Queensland Premier Annastacia Palaszczuk has declared 2023 the Year of Accessible Tourism, announcing an investment of A$12 million to improve accessibility in the industry as the state prepares for the 2032 Olympics and Paralympics .
The move is part of the state government’s ambitious tourism strategy, Towards Tourism 2032, which aims to more than double tourism spending in the state to over A$44 billion a year by 2032.
“This next decade to 2032 will be a defining period in Queensland’s history,” the Prime Minister said at the DestinationQ Forum on the Gold Coast.
“The Games will make Queensland a must-see global destination like never before.
“With ten years to go on the world stage for the greatest show in the world, we must be ready to present our state, our destinations, our unique experiences and our services to the world.”
Investment in tourism accessibility includes A$10 million to help small and medium-sized tourism businesses accommodate travelers with disabilities; A$1 million to raise awareness of accessibility needs and services; and A$1 million to promote accessible visitor experiences in the state.

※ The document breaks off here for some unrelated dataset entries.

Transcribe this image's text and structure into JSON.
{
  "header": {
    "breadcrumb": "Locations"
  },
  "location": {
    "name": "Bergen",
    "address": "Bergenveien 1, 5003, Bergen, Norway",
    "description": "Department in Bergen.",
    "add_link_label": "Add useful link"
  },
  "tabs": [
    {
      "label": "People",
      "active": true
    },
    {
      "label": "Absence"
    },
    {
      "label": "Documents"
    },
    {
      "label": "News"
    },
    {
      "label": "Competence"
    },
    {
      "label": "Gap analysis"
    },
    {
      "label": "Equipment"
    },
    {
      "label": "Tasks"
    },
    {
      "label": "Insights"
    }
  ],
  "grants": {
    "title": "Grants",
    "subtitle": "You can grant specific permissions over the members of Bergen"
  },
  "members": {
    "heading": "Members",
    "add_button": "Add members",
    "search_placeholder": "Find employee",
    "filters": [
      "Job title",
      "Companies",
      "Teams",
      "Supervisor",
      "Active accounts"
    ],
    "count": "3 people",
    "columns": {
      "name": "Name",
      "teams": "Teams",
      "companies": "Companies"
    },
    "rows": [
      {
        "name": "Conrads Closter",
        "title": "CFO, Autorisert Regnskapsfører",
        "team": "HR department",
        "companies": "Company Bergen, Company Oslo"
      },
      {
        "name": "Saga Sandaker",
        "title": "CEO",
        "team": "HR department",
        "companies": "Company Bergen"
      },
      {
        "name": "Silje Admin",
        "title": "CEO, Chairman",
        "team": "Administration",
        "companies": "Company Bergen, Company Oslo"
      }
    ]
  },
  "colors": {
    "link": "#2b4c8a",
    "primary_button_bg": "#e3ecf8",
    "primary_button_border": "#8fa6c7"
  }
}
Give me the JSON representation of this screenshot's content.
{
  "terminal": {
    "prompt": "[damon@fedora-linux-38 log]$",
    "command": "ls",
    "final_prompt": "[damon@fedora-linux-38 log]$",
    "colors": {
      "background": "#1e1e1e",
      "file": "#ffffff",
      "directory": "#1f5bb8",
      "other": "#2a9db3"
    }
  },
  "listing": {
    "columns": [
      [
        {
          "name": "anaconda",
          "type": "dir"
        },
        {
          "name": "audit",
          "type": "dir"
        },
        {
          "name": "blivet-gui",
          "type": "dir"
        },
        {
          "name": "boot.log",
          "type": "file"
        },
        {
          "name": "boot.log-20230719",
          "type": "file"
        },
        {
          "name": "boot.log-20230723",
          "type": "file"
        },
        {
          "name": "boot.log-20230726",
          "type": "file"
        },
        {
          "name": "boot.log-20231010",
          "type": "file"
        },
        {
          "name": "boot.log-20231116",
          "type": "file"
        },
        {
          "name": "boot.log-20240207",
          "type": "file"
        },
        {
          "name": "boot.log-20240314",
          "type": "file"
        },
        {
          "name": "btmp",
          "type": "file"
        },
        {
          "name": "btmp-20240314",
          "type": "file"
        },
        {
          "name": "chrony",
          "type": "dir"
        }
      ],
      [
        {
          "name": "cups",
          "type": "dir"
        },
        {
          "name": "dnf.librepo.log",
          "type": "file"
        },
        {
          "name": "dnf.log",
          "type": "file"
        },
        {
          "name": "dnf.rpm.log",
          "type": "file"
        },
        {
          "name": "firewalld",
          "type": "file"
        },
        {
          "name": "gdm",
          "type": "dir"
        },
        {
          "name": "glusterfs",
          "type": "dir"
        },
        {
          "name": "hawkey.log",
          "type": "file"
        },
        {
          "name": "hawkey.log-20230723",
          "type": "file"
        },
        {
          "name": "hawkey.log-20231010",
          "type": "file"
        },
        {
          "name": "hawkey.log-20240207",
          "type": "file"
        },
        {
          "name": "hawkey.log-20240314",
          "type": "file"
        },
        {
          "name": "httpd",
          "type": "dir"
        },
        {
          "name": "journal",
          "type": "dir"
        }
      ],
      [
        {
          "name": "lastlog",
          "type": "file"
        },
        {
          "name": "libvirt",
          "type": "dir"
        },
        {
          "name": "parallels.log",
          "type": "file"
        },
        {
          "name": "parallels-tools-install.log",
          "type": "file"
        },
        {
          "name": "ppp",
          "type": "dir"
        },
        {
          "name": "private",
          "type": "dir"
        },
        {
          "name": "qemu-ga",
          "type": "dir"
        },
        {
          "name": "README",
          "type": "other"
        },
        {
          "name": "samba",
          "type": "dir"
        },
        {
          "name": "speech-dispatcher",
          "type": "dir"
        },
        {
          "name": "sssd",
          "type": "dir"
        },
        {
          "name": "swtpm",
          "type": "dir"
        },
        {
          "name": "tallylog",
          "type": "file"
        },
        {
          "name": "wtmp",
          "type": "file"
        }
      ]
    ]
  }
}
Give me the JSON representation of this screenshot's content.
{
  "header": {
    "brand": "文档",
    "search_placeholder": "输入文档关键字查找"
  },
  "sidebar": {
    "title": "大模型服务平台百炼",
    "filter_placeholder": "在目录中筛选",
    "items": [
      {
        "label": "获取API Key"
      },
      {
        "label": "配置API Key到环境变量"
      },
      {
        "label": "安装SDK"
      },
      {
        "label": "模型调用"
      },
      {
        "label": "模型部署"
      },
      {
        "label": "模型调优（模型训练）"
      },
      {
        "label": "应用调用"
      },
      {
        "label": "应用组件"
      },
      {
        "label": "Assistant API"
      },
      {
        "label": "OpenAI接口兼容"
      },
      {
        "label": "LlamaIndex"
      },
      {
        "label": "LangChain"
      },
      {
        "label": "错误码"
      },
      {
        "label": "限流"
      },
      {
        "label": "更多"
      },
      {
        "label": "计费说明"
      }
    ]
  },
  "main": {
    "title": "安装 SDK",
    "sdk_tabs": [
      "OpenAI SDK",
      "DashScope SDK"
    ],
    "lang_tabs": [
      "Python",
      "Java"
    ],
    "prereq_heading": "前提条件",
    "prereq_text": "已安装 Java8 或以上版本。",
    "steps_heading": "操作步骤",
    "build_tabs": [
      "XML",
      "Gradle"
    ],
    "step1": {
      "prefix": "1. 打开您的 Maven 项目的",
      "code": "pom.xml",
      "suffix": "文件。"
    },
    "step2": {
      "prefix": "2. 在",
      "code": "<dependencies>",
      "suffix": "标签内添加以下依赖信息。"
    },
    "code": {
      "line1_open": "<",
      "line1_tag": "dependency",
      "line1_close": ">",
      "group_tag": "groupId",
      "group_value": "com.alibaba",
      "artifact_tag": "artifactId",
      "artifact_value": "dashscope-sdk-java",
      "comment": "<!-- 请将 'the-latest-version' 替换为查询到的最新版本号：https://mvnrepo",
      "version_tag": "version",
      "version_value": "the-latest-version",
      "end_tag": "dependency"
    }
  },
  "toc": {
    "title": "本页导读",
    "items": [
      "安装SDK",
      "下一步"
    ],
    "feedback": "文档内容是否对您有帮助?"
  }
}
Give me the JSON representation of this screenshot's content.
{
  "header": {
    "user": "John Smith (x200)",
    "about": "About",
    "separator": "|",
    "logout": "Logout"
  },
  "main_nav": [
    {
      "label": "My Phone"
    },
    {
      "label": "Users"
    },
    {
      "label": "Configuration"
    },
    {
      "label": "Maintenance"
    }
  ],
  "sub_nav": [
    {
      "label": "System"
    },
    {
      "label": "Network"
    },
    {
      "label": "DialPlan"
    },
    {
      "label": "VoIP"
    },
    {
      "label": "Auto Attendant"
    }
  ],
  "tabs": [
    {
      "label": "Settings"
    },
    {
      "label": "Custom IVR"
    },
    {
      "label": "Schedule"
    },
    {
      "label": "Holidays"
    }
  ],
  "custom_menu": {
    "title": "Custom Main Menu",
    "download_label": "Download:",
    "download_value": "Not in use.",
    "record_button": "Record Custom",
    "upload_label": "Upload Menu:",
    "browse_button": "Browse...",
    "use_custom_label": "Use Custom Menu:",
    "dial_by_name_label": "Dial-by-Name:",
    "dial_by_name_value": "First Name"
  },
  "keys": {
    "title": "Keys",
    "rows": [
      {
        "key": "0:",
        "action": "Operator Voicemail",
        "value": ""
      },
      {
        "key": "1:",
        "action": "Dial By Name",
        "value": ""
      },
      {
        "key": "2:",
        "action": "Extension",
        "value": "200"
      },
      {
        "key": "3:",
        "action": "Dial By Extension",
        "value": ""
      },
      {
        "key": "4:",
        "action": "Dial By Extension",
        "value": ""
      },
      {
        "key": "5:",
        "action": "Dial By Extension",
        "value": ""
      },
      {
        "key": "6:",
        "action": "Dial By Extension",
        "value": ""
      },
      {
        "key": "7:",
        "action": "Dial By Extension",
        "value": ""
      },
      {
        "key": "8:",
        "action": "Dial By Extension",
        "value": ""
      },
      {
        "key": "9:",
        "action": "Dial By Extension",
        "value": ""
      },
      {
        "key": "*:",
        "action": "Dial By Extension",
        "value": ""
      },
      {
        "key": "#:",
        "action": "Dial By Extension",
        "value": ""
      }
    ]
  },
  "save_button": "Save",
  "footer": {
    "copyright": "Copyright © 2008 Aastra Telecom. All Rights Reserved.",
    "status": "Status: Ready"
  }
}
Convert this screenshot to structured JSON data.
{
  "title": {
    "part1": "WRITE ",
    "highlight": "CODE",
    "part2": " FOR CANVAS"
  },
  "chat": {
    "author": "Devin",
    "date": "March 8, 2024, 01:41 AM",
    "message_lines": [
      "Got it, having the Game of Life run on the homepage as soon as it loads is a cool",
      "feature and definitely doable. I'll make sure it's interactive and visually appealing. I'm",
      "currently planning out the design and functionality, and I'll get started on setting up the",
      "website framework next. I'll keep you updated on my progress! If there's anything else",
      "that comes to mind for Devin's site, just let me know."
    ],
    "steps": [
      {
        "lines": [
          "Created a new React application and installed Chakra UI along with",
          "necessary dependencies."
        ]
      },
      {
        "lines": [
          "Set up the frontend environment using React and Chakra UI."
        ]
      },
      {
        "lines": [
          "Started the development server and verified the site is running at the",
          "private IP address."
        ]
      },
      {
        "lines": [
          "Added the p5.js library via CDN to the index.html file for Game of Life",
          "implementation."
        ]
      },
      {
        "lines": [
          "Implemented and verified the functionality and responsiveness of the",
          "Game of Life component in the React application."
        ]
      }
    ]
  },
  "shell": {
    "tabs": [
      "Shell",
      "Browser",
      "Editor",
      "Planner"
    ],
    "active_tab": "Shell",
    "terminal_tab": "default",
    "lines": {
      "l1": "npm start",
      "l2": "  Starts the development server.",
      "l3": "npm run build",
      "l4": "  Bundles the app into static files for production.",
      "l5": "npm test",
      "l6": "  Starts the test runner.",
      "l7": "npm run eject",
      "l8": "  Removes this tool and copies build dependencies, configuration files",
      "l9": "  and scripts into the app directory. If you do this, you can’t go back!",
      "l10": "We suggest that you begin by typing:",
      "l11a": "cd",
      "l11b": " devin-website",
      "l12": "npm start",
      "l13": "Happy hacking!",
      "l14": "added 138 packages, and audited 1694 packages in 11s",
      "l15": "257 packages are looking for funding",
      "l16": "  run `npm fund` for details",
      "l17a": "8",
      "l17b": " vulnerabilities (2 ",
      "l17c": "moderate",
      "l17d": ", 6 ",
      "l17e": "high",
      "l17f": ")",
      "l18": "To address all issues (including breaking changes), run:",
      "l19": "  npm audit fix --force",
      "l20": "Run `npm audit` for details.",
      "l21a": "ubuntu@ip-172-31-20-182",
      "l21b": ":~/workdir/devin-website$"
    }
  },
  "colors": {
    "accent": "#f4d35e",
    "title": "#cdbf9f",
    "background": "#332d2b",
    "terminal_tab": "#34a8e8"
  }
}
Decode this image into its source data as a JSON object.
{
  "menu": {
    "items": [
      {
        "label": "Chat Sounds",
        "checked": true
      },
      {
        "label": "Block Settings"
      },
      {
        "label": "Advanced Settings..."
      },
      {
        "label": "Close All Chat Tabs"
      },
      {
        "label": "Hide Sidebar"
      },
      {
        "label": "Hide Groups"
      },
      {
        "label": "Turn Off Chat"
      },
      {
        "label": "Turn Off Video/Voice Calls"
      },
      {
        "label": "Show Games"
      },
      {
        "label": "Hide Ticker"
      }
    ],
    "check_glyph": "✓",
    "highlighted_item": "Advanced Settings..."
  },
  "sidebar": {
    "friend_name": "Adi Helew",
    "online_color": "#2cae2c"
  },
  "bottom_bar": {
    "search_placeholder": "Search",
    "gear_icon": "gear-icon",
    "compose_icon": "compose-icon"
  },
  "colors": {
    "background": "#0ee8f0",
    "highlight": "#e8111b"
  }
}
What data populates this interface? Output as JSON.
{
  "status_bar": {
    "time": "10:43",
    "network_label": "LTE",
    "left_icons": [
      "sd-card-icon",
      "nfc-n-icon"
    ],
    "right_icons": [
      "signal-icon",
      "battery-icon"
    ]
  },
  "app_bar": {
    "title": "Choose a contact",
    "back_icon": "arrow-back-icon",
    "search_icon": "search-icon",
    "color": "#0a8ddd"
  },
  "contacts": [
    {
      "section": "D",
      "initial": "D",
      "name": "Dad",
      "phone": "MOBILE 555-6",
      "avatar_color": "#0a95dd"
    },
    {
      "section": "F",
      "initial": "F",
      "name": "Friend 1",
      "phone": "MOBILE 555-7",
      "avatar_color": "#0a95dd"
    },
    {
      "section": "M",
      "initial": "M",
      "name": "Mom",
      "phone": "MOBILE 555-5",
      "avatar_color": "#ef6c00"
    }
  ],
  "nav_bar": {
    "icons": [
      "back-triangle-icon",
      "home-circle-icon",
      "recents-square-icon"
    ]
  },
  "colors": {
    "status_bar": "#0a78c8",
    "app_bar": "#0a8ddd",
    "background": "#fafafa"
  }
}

“Almost one in five people has a disability and spends about $8 billion on tourism services each year,” the premier said.
“Dedicating 2023 to the Year of Accessible Tourism will drive change and create opportunities for the industry and travelers and create a legacy our state can be proud of.”
The Towards Tourism 2032 strategy is inspired by the Tourism Industry Reference Group’s Tourism Recovery Action Plan.
In addition to Palaszczuk’s announcement, Tourism Minister Stirling Hinchliffe said A$227 million will be committed for targeted action plan recommendations.
“Towards Tourism 2032 is about more interstate and international visitors enjoying our great Queensland lifestyle and supporting more good jobs in Queensland,” Hinchliffe said.
“We support over 60% of the Independent Reference Group’s 75 recommendations, some have already been rolled out or are about to be rolled out, others will need further consideration and funding.”
Action plan recommendations already implemented by the government include the AU$200 million Aviation Investment Fund, the AU$15 million Tourism Experience Development Fund, the A$27 million Regional Tourism Boost and the A$3.2 million Great Barrier Reef Educational Experience Program.
“Together, these initiatives are making a huge difference by mobilizing up to $140 million in private investment in the tourism industry,” Hinchliffe said.
“Towards Tourism 2023 and the green and gold track to the 2032 Games are golden, one-of-a-kind opportunities to reshape Queensland’s visitor economy to welcome the world.”